4) We saw the life settlement capital inflows stop between 2008-2010. Now it is returning and we are seeing it from new sources such as private equity, Asian investors and pension funds. In essence, we've seen some sources of capital (hedge funds, I Banks) dry up, while new sources have replaced them. Why wouldn't this cycle continue of new capital sources filling the void? Is it realistic to think all of these capital sources are going to follow the bond market when yields are high?

5) What role do non institutional investors or dedicated life settlement investment funds play? They may be more tied to life settlement investing than say a hedge fund that chase returns almost daily.  

6) It is obvious you are industry insider and speak from a place of sincere perspective. You've laid out a compelling argument based on plausible theories and facts. If you believe the end is coming, why are you still in the life settlement business and what is your company doing to prepare for the armageddon?  

After two years - still alive

Here we are about two years after the original "life settlement industry to die in two years" article and guess what the life settlement industry is still alive.
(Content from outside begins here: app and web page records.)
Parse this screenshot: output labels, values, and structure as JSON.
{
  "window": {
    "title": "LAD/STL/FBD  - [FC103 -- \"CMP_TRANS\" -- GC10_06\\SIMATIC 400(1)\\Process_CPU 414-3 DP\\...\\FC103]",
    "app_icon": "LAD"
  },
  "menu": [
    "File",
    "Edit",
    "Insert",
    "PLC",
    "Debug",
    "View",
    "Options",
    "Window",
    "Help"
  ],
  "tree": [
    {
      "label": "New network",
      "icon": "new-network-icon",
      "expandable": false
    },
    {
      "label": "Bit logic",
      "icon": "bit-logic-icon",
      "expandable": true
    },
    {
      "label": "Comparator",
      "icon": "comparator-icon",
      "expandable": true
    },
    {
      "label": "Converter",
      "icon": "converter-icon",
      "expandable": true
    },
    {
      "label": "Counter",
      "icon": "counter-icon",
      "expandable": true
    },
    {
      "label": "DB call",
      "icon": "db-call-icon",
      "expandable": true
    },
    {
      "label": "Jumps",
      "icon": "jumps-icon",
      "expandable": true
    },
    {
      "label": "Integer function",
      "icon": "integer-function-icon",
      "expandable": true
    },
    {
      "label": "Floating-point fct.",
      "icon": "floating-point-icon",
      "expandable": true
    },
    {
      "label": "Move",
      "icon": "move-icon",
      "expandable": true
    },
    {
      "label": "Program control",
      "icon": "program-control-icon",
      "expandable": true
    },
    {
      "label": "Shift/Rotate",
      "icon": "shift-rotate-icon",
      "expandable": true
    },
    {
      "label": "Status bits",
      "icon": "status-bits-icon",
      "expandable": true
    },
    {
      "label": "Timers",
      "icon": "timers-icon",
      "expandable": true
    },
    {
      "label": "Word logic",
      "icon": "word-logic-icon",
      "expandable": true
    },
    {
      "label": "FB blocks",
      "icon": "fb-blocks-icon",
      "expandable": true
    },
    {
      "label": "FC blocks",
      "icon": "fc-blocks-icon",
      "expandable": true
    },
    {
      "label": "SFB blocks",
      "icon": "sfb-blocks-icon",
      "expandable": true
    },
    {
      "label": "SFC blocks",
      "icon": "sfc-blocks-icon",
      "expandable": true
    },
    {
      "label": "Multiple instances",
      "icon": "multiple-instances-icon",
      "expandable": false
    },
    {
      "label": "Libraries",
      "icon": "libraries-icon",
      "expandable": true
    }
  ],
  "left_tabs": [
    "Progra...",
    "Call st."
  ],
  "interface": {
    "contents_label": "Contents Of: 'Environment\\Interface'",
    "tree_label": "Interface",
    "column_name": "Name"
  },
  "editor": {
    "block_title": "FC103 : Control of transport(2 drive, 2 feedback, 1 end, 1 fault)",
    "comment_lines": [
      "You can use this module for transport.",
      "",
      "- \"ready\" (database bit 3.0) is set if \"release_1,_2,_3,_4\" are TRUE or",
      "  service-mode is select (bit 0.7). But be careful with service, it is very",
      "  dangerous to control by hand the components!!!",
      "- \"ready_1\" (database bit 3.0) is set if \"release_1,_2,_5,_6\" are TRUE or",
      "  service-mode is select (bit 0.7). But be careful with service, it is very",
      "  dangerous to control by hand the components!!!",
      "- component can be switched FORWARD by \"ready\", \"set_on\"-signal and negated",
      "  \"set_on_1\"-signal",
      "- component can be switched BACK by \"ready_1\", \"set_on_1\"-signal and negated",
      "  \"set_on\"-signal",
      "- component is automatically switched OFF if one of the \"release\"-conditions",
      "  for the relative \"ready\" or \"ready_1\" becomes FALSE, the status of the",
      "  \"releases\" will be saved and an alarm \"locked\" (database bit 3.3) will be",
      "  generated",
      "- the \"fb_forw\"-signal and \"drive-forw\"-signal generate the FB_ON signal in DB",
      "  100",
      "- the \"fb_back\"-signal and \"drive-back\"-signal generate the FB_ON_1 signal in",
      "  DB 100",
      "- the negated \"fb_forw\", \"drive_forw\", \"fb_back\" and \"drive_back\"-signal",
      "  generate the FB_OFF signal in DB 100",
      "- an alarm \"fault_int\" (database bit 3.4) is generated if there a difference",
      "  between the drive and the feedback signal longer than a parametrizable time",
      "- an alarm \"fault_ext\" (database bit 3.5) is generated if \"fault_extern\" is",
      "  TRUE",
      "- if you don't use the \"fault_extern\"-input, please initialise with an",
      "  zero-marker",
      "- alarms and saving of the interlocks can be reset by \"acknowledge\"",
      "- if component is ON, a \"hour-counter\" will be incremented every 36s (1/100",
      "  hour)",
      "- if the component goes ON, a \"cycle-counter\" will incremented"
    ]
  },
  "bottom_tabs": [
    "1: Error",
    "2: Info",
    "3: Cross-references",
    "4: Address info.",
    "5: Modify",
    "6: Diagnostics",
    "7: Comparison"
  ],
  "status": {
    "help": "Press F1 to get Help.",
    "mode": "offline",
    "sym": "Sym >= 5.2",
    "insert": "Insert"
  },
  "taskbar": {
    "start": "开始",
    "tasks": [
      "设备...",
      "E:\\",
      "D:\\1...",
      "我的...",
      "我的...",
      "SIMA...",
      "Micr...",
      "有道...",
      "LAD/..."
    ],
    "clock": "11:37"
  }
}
Although, in reality it isn't thriving. The main impediments are the serious lack of inventory on the secondary market and the 21St services extension of life expectancies. 

Probably the biggest issue is the lack of inventory. Without new policies, brokers don't have anything to broker, providers don't have anything to purchase and investors don't have anything to invest in. Many brokers are shifting attention to the tertiary market because that offers the most immediate opportunity to generate revenue. Unfortunately, the lack of supply on the secondary market will affect the tertiary market, as it is the feeder system. 

More consumer education needs to be done in order to raise the awareness among seniors. However, that is nothing new. The life settlement industry has been singing this song for a while. What really needs to happen is the insurance agents need to become engaged by the life settlement industry again. Too many insurance agents are unaware or not interested in the life settlement industry. If insurance agents are excited, the consumers will come after being referred. More than anything, the life settlement industry needs to proactively restart the policy flow from the secondary market or it really will be dead in two years.